Pop quiz: Given that the above quote directly disputes yesterday's big-time report in the Times, where do you run think it runs in today's NYT? If you answered "23rd paragraph of a stuffed story," congratulations, you seem to have what it takes to be a newspaper editor.
Everybody goes high with word from Texas that 19 people, illegal immigrants, were found dead, locked in the back of a trailer truck that had crossed the border from Mexico.
The papers all detail yesterday's extraordinary town-hall-type meeting at the NYT. The closed-to-the-media session ("predictable, but ironic," says USAT) was convened to hear newsroom complaints about the Jayson Blair affair and management's perceived failings. "You view me as inaccessible and arrogant," said executive editor Raines in his long mea culpa. "I heard that you were convinced there's a star system that singles out my favorites for elevation. Fear is a problem to such extent, I was told, that editors are scared to bring me bad news."

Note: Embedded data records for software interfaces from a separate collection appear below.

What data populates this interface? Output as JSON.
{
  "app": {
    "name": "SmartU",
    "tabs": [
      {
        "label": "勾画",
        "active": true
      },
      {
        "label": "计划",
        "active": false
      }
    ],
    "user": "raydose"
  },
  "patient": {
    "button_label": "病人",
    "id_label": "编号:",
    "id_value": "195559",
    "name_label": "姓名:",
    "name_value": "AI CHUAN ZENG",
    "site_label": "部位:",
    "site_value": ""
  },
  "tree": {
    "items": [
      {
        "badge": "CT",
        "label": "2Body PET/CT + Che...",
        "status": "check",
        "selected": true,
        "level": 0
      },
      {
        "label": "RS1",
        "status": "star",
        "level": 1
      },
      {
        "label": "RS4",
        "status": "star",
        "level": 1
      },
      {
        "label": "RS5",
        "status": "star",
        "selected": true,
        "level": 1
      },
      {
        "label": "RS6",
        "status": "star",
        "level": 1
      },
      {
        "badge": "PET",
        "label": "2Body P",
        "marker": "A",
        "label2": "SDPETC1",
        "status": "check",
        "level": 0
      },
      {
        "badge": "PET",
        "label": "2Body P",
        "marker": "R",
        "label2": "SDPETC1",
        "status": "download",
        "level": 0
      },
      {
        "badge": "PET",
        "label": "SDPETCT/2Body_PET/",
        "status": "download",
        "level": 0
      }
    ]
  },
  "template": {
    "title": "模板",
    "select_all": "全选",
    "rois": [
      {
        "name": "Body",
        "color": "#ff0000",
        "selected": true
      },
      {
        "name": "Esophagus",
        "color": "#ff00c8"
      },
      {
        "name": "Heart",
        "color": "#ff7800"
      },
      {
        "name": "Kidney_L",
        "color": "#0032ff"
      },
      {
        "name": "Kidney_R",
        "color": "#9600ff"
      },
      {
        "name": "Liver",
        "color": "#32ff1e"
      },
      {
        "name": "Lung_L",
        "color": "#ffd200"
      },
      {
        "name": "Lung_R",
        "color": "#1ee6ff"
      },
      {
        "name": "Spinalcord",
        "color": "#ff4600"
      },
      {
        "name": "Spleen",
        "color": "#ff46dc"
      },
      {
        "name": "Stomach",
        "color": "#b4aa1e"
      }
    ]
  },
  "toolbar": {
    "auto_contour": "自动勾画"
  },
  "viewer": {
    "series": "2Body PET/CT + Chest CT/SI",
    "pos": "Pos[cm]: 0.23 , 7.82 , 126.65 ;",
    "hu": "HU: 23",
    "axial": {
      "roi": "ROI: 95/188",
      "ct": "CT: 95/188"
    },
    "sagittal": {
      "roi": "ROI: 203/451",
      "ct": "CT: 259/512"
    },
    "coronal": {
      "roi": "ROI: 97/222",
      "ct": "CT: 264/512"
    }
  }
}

He heard right. As metro one editor put it, "I believe that at a deep level you guys have lost the confidence of many parts of the newsroom. I do not feel a sense of trust and reassurance that judgments are properly made. People feel less led than bullied." One reporter asked if Raines was considering resigning. He said no, and the Times' publisher backed him up.
The NYT's story on the meeting is solid, although it's a bit hard to find (look inside the "A" section). The LAT fronts its coverage. The WP, with the best piece, puts it on Page One of the "Style" section and says things got heated. The editor quoted above used a profanity, at which point Raines told him not to "demagogue me."
Is he meshugina? The Post's Lloyd Grove says that Geraldo Rivera has announced that he's getting married (for the fourth time). In a nod to his upbringing, Rivera plans to get hitched in a synagogue, explaining, "I'm making a conscious decision to take this whole Judaism thing seriously. I think the Jews need me right now."